The project has a prescribed protocol for interacting with tribal communities, including guidelines for ensuring that scholars ask for and receive appropriate permissions, that Native community members retain intellectual property rights and cultural materials, and that they have oversight in the use and distribution of any newly created digital or printed materials.
Advancing new methodology
Critical mission studies is furthering what has been referred to as “California Indian studies” and “mission studies” and will add breadth and depth to American Indian studies in general. Critical mission studies focuses on the perspectives, experiences and cultures of California Indians, using approaches that interrogate conventional scholarship, said Cordero, who is also a visiting scholar at the University of Southern California.
Chavez, an assistant professor of history of art and visual culture at UC Santa Cruz, is contributing to that body of work in her book that highlights instances of Indigenous agency from 1769-1936 via case studies and examples of Native art, architecture and visual culture. Her work-in-progress manuscript has been supported by a grant from critical mission studies program. Chavez is also one of the first Tongva women to receive a doctorate from UCLA.
Chavez said she believes she might be the first California Indian art historian ever, and the only Tongva art historian. It’s important to her to prioritize Indigenous perspectives in the history of art, especially a new way of looking at Spanish mission architecture.
“The missions were built by Native people, and my priority has been to educate others about that history,” she said. “I’m looking at ways in which my writing can be used in the classroom at the university level, but also to educate the public and to make this work accessible to the California Indian community.”
Providing access to information is a big part of the impetus of critical mission studies, she said. The group is working on a handbook that would be available to anyone who wants to educate themselves about the missions and the experiences of Native people.

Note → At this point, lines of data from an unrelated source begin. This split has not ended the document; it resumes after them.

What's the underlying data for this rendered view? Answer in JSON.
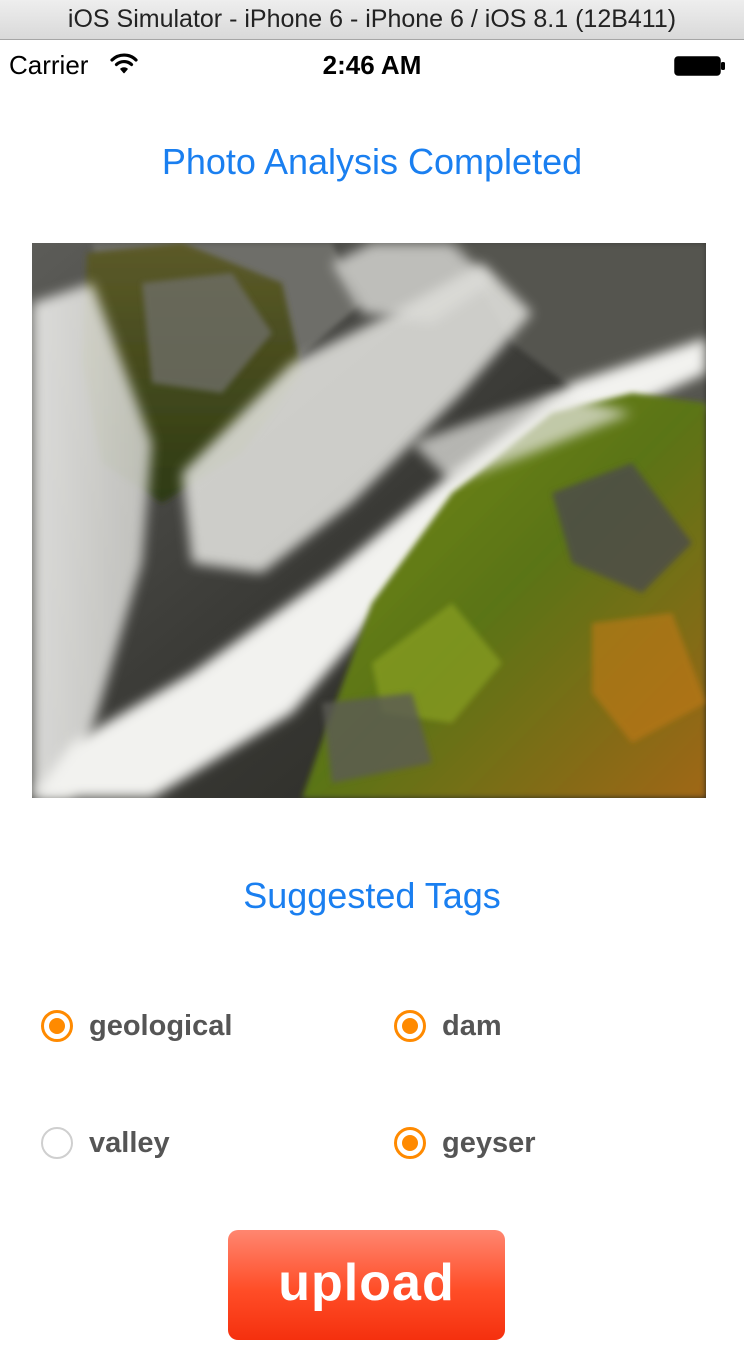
{
  "simulator": {
    "window_title": "iOS Simulator - iPhone 6 - iPhone 6 / iOS 8.1 (12B411)"
  },
  "status_bar": {
    "carrier": "Carrier",
    "time": "2:46 AM",
    "icons": [
      "wifi-icon",
      "battery-icon"
    ]
  },
  "header": {
    "title": "Photo Analysis Completed",
    "color": "#1a7ff0"
  },
  "photo": {
    "subject": "waterfall flowing over mossy rocks"
  },
  "tags": {
    "title": "Suggested Tags",
    "accent": "#ff8a00",
    "items": [
      {
        "label": "geological",
        "selected": true
      },
      {
        "label": "dam",
        "selected": true
      },
      {
        "label": "valley",
        "selected": false
      },
      {
        "label": "geyser",
        "selected": true
      }
    ]
  },
  "actions": {
    "upload_label": "upload",
    "upload_color": "#ff4d27"
  }
}
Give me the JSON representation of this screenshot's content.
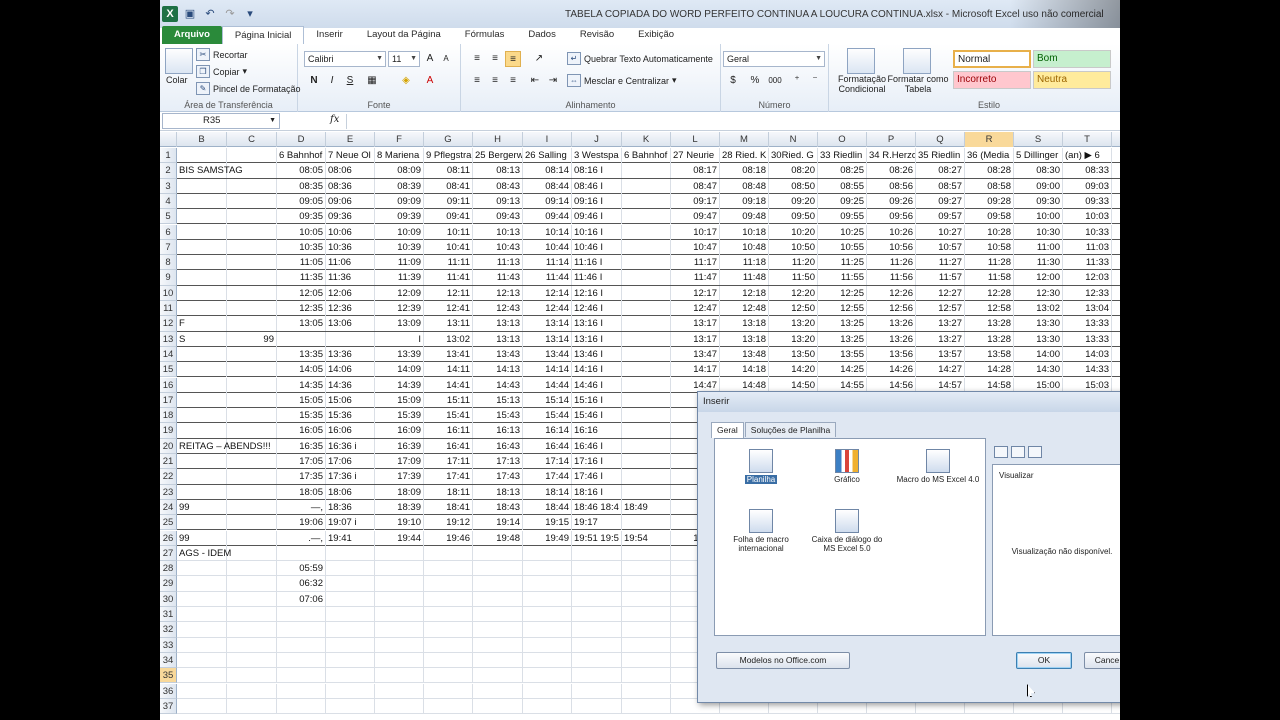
{
  "window": {
    "title": "TABELA COPIADA DO WORD PERFEITO CONTINUA A LOUCURA CONTINUA.xlsx - Microsoft Excel uso não comercial"
  },
  "tabs": [
    "Arquivo",
    "Página Inicial",
    "Inserir",
    "Layout da Página",
    "Fórmulas",
    "Dados",
    "Revisão",
    "Exibição"
  ],
  "ribbon": {
    "clipboard": {
      "paste": "Colar",
      "cut": "Recortar",
      "copy": "Copiar",
      "format_painter": "Pincel de Formatação",
      "label": "Área de Transferência"
    },
    "font": {
      "name": "Calibri",
      "size": "11",
      "bold": "N",
      "italic": "I",
      "underline": "S",
      "label": "Fonte"
    },
    "alignment": {
      "wrap": "Quebrar Texto Automaticamente",
      "merge": "Mesclar e Centralizar",
      "label": "Alinhamento"
    },
    "number": {
      "format": "Geral",
      "percent": "%",
      "thousands": "000",
      "label": "Número"
    },
    "styles": {
      "cond_format": "Formatação Condicional",
      "as_table": "Formatar como Tabela",
      "normal": "Normal",
      "bom": "Bom",
      "incorreto": "Incorreto",
      "neutra": "Neutra",
      "label": "Estilo"
    }
  },
  "formula_bar": {
    "name_box": "R35",
    "fx": "fx",
    "value": ""
  },
  "columns": [
    "B",
    "C",
    "D",
    "E",
    "F",
    "G",
    "H",
    "I",
    "J",
    "K",
    "L",
    "M",
    "N",
    "O",
    "P",
    "Q",
    "R",
    "S",
    "T"
  ],
  "selected_column": "R",
  "selected_row": "35",
  "rows": [
    {
      "n": "1",
      "c": {
        "D": "6 Bahnhof",
        "E": "7 Neue Ol",
        "F": "8 Mariena",
        "G": "9 Pflegstra",
        "H": "25 Bergerw",
        "I": "26 Salling",
        "J": "3 Westspa",
        "K": "6 Bahnhof",
        "L": "27 Neurie",
        "M": "28 Ried. K",
        "N": "30Ried. G",
        "O": "33 Riedlin",
        "P": "34 R.Herzo",
        "Q": "35 Riedlin",
        "R": "36 (Media",
        "S": "5 Dillinger",
        "T": "(an) ▶  6"
      }
    },
    {
      "n": "2",
      "c": {
        "B": "BIS SAMSTAG",
        "D": "08:05",
        "E": "08:06",
        "F": "08:09",
        "G": "08:11",
        "H": "08:13",
        "I": "08:14",
        "J": "08:16 I",
        "L": "08:17",
        "M": "08:18",
        "N": "08:20",
        "O": "08:25",
        "P": "08:26",
        "Q": "08:27",
        "R": "08:28",
        "S": "08:30",
        "T": "08:33"
      }
    },
    {
      "n": "3",
      "c": {
        "D": "08:35",
        "E": "08:36",
        "F": "08:39",
        "G": "08:41",
        "H": "08:43",
        "I": "08:44",
        "J": "08:46 I",
        "L": "08:47",
        "M": "08:48",
        "N": "08:50",
        "O": "08:55",
        "P": "08:56",
        "Q": "08:57",
        "R": "08:58",
        "S": "09:00",
        "T": "09:03"
      }
    },
    {
      "n": "4",
      "c": {
        "D": "09:05",
        "E": "09:06",
        "F": "09:09",
        "G": "09:11",
        "H": "09:13",
        "I": "09:14",
        "J": "09:16 I",
        "L": "09:17",
        "M": "09:18",
        "N": "09:20",
        "O": "09:25",
        "P": "09:26",
        "Q": "09:27",
        "R": "09:28",
        "S": "09:30",
        "T": "09:33"
      }
    },
    {
      "n": "5",
      "c": {
        "D": "09:35",
        "E": "09:36",
        "F": "09:39",
        "G": "09:41",
        "H": "09:43",
        "I": "09:44",
        "J": "09:46 I",
        "L": "09:47",
        "M": "09:48",
        "N": "09:50",
        "O": "09:55",
        "P": "09:56",
        "Q": "09:57",
        "R": "09:58",
        "S": "10:00",
        "T": "10:03"
      }
    },
    {
      "n": "6",
      "c": {
        "D": "10:05",
        "E": "10:06",
        "F": "10:09",
        "G": "10:11",
        "H": "10:13",
        "I": "10:14",
        "J": "10:16 I",
        "L": "10:17",
        "M": "10:18",
        "N": "10:20",
        "O": "10:25",
        "P": "10:26",
        "Q": "10:27",
        "R": "10:28",
        "S": "10:30",
        "T": "10:33"
      }
    },
    {
      "n": "7",
      "c": {
        "D": "10:35",
        "E": "10:36",
        "F": "10:39",
        "G": "10:41",
        "H": "10:43",
        "I": "10:44",
        "J": "10:46 I",
        "L": "10:47",
        "M": "10:48",
        "N": "10:50",
        "O": "10:55",
        "P": "10:56",
        "Q": "10:57",
        "R": "10:58",
        "S": "11:00",
        "T": "11:03"
      }
    },
    {
      "n": "8",
      "c": {
        "D": "11:05",
        "E": "11:06",
        "F": "11:09",
        "G": "11:11",
        "H": "11:13",
        "I": "11:14",
        "J": "11:16 I",
        "L": "11:17",
        "M": "11:18",
        "N": "11:20",
        "O": "11:25",
        "P": "11:26",
        "Q": "11:27",
        "R": "11:28",
        "S": "11:30",
        "T": "11:33"
      }
    },
    {
      "n": "9",
      "c": {
        "D": "11:35",
        "E": "11:36",
        "F": "11:39",
        "G": "11:41",
        "H": "11:43",
        "I": "11:44",
        "J": "11:46 I",
        "L": "11:47",
        "M": "11:48",
        "N": "11:50",
        "O": "11:55",
        "P": "11:56",
        "Q": "11:57",
        "R": "11:58",
        "S": "12:00",
        "T": "12:03"
      }
    },
    {
      "n": "10",
      "c": {
        "D": "12:05",
        "E": "12:06",
        "F": "12:09",
        "G": "12:11",
        "H": "12:13",
        "I": "12:14",
        "J": "12:16 I",
        "L": "12:17",
        "M": "12:18",
        "N": "12:20",
        "O": "12:25",
        "P": "12:26",
        "Q": "12:27",
        "R": "12:28",
        "S": "12:30",
        "T": "12:33"
      }
    },
    {
      "n": "11",
      "c": {
        "D": "12:35",
        "E": "12:36",
        "F": "12:39",
        "G": "12:41",
        "H": "12:43",
        "I": "12:44",
        "J": "12:46 I",
        "L": "12:47",
        "M": "12:48",
        "N": "12:50",
        "O": "12:55",
        "P": "12:56",
        "Q": "12:57",
        "R": "12:58",
        "S": "13:02",
        "T": "13:04"
      }
    },
    {
      "n": "12",
      "c": {
        "B": "F",
        "D": "13:05",
        "E": "13:06",
        "F": "13:09",
        "G": "13:11",
        "H": "13:13",
        "I": "13:14",
        "J": "13:16 I",
        "L": "13:17",
        "M": "13:18",
        "N": "13:20",
        "O": "13:25",
        "P": "13:26",
        "Q": "13:27",
        "R": "13:28",
        "S": "13:30",
        "T": "13:33"
      }
    },
    {
      "n": "13",
      "c": {
        "B": "S",
        "C": "99",
        "F": "I",
        "G": "13:02",
        "H": "13:13",
        "I": "13:14",
        "J": "13:16 I",
        "L": "13:17",
        "M": "13:18",
        "N": "13:20",
        "O": "13:25",
        "P": "13:26",
        "Q": "13:27",
        "R": "13:28",
        "S": "13:30",
        "T": "13:33"
      }
    },
    {
      "n": "14",
      "c": {
        "D": "13:35",
        "E": "13:36",
        "F": "13:39",
        "G": "13:41",
        "H": "13:43",
        "I": "13:44",
        "J": "13:46 I",
        "L": "13:47",
        "M": "13:48",
        "N": "13:50",
        "O": "13:55",
        "P": "13:56",
        "Q": "13:57",
        "R": "13:58",
        "S": "14:00",
        "T": "14:03"
      }
    },
    {
      "n": "15",
      "c": {
        "D": "14:05",
        "E": "14:06",
        "F": "14:09",
        "G": "14:11",
        "H": "14:13",
        "I": "14:14",
        "J": "14:16 I",
        "L": "14:17",
        "M": "14:18",
        "N": "14:20",
        "O": "14:25",
        "P": "14:26",
        "Q": "14:27",
        "R": "14:28",
        "S": "14:30",
        "T": "14:33"
      }
    },
    {
      "n": "16",
      "c": {
        "D": "14:35",
        "E": "14:36",
        "F": "14:39",
        "G": "14:41",
        "H": "14:43",
        "I": "14:44",
        "J": "14:46 I",
        "L": "14:47",
        "M": "14:48",
        "N": "14:50",
        "O": "14:55",
        "P": "14:56",
        "Q": "14:57",
        "R": "14:58",
        "S": "15:00",
        "T": "15:03"
      }
    },
    {
      "n": "17",
      "c": {
        "D": "15:05",
        "E": "15:06",
        "F": "15:09",
        "G": "15:11",
        "H": "15:13",
        "I": "15:14",
        "J": "15:16 I"
      }
    },
    {
      "n": "18",
      "c": {
        "D": "15:35",
        "E": "15:36",
        "F": "15:39",
        "G": "15:41",
        "H": "15:43",
        "I": "15:44",
        "J": "15:46 I"
      }
    },
    {
      "n": "19",
      "c": {
        "D": "16:05",
        "E": "16:06",
        "F": "16:09",
        "G": "16:11",
        "H": "16:13",
        "I": "16:14",
        "J": "16:16"
      }
    },
    {
      "n": "20",
      "c": {
        "B": "REITAG – ABENDS!!!",
        "D": "16:35",
        "E": "16:36 i",
        "F": "16:39",
        "G": "16:41",
        "H": "16:43",
        "I": "16:44",
        "J": "16:46 I"
      }
    },
    {
      "n": "21",
      "c": {
        "D": "17:05",
        "E": "17:06",
        "F": "17:09",
        "G": "17:11",
        "H": "17:13",
        "I": "17:14",
        "J": "17:16 I"
      }
    },
    {
      "n": "22",
      "c": {
        "D": "17:35",
        "E": "17:36 i",
        "F": "17:39",
        "G": "17:41",
        "H": "17:43",
        "I": "17:44",
        "J": "17:46 I"
      }
    },
    {
      "n": "23",
      "c": {
        "D": "18:05",
        "E": "18:06",
        "F": "18:09",
        "G": "18:11",
        "H": "18:13",
        "I": "18:14",
        "J": "18:16 I"
      }
    },
    {
      "n": "24",
      "c": {
        "B": "99",
        "D": "—,",
        "E": "18:36",
        "F": "18:39",
        "G": "18:41",
        "H": "18:43",
        "I": "18:44",
        "J": "18:46 18:4",
        "K": "18:49"
      }
    },
    {
      "n": "25",
      "c": {
        "D": "19:06",
        "E": "19:07 i",
        "F": "19:10",
        "G": "19:12",
        "H": "19:14",
        "I": "19:15",
        "J": "19:17"
      }
    },
    {
      "n": "26",
      "c": {
        "B": "99",
        "D": ".—,",
        "E": "19:41",
        "F": "19:44",
        "G": "19:46",
        "H": "19:48",
        "I": "19:49",
        "J": "19:51 19:5",
        "K": "19:54",
        "L": "19:56"
      }
    },
    {
      "n": "27",
      "c": {
        "B": "AGS - IDEM"
      }
    },
    {
      "n": "28",
      "c": {
        "D": "05:59"
      }
    },
    {
      "n": "29",
      "c": {
        "D": "06:32"
      }
    },
    {
      "n": "30",
      "c": {
        "D": "07:06"
      }
    },
    {
      "n": "31",
      "c": {}
    },
    {
      "n": "32",
      "c": {}
    },
    {
      "n": "33",
      "c": {}
    },
    {
      "n": "34",
      "c": {}
    },
    {
      "n": "35",
      "c": {}
    },
    {
      "n": "36",
      "c": {}
    },
    {
      "n": "37",
      "c": {}
    }
  ],
  "dialog": {
    "title": "Inserir",
    "tabs": [
      "Geral",
      "Soluções de Planilha"
    ],
    "items": [
      {
        "label": "Planilha",
        "icon": "worksheet-icon",
        "selected": true
      },
      {
        "label": "Gráfico",
        "icon": "chart-icon",
        "selected": false
      },
      {
        "label": "Macro do MS Excel 4.0",
        "icon": "macro-icon",
        "selected": false
      },
      {
        "label": "Folha de macro internacional",
        "icon": "intl-macro-icon",
        "selected": false
      },
      {
        "label": "Caixa de diálogo do MS Excel 5.0",
        "icon": "dialog-sheet-icon",
        "selected": false
      }
    ],
    "preview_label": "Visualizar",
    "preview_text": "Visualização não disponível.",
    "office_btn": "Modelos no Office.com",
    "ok": "OK",
    "cancel": "Cance"
  },
  "colors": {
    "file_tab": "#2a8a3a",
    "selected_header": "#f9d99a",
    "normal_style": "#ffffff",
    "bom_style": "#c6efce",
    "incorreto_style": "#ffc7ce",
    "neutra_style": "#ffeb9c"
  }
}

Revealing unheard histories
In 1769, long before California was a state, the Spanish ordered the missions built to convert hundreds of thousands of native inhabitants to Catholicism and use them as labor. By 1833, when the missions were closed, and California was part of Mexico, 21 missions spanned 600 miles, and the Indigenous population had dwindled because of disease and exploitation.
“The truth has never been told about our history,” said Lopez, who is working on his own book that refutes the narrative that California Indians went to the missions willingly. “A lot of university and younger folks, they just learned the history that is taught in history books. And let me say that when those books were written, they never went to tribes, they went to Franciscans or the Catholic church to find out that history. We just want the truth to be told.”
By the time California became a state in 1850, the narrative of the missions as expressed by the Catholic church dominated. After statehood and as more white settlers arrived, Native Californians faced perilous decades of state-sanctioned genocide, which Gov. Gavin Newsom officially acknowledged for the first time in 2019.
To this day, images of the missions on state flags and seals, the Father Junípero Serra statues and his beatification serve as painful symbols of the destruction and domination of California Indians, Lopez said.
“They try and present it as a proud, wonderful, glorifying history, when it is nothing but slavery, incarceration, rape, murder, torture and destruction, destruction of cultural knowledge, destruction of Native spiritualities, Native environment and Native Indigenous knowledge,” he said.
Beyond the truth being told about the brutal impacts of the history of the missions on California tribes, Lopez said he also hopes the critical mission studies project will highlight “the absolute need for perpetrators to acknowledge and be accountable for that history.”